Star Citizen developer shuts down “feature creep” and vaporware accusations

star citizen chairman open letter chris roberts 2
With over $2 million in funding from Kickstarter backers alone and $84 million in total, Star Citizen is one of the most expensive — and ambitious — crowdfunded games of all time. However, with that reputation comes allegations that the project has simply gotten too big for its own good, and its “First Person Universe” vision has drawn skeptics who don’t believe that the studio can deliver on its grandiose promises. Now, Robert Space Industries chairman Chris Roberts has released an open letter to ease frustrations.

News spread late last month that Star Citizen‘s first-person shooter module Star Marine was being put on indefinite hold following technical issues, including problems with networking. According to Roberts, this isn’t completely true. While the module did face setbacks, including several staff departures, it is still in active development, and an update post released late last week showed off tweaks to everything from level design to death animations.

Roberts also stressed that Star Citizen‘s importance is because of its massive scope, and a smaller project would not have garnered this much support.

Star Citizen matters BECAUSE it is big, because it is a bold dream,” Roberts says. “It is something everyone else is scared to try.

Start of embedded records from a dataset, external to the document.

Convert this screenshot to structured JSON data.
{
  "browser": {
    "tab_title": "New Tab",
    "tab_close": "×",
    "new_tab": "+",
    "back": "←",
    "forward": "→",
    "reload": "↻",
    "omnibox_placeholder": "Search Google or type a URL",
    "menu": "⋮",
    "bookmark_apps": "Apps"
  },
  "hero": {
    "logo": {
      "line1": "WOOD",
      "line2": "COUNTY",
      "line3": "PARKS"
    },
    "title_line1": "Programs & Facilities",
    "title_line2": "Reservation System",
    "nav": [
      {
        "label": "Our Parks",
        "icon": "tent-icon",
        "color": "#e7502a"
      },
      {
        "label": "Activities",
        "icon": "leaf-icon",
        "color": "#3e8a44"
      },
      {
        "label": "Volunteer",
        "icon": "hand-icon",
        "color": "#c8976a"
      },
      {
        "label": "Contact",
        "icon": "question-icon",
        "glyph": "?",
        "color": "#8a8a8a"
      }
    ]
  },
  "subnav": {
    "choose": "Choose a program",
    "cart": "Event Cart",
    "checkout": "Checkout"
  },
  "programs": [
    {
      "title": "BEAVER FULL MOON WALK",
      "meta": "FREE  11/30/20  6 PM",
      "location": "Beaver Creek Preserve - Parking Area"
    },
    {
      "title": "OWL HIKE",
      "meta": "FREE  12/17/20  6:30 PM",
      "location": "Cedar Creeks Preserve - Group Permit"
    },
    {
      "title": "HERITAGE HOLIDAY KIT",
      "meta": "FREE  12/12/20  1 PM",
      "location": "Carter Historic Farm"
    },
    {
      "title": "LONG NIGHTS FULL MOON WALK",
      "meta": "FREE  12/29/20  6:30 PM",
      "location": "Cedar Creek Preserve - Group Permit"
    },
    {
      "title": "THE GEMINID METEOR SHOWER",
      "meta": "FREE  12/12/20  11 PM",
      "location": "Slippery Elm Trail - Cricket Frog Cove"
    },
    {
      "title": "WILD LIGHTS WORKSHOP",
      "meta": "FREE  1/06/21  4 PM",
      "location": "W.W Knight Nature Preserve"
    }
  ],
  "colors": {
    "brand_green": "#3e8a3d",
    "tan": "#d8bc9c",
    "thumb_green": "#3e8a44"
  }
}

You didn’t back Star Citizen because you want what you’ve seen before.”

Still, with such a large budget and lofty promises, Roberts admits that the studio did reach a point where it was forced to stop adding features, which led to “the decision to stop stretch goals at the end of last year.” Currently, of the six modules that make up Star Citizen, four are still in the production phase, including the aforementioned Star Marine and the story-driven Squadron 42.  The decision to split the project into modules was precisely due to this ambition, as Robert Space Industries wanted players to experience segments of Star Citizen while the remainder was still in development.

“This is the dream game that all of us have wanted to build all our lives,” Roberts says. “And while I can’t promise you everything will always go smoothly or features or content won’t arrive later than we want them to, I can promise that we will never stop until we have achieved this dream.”

Editors' Recommendations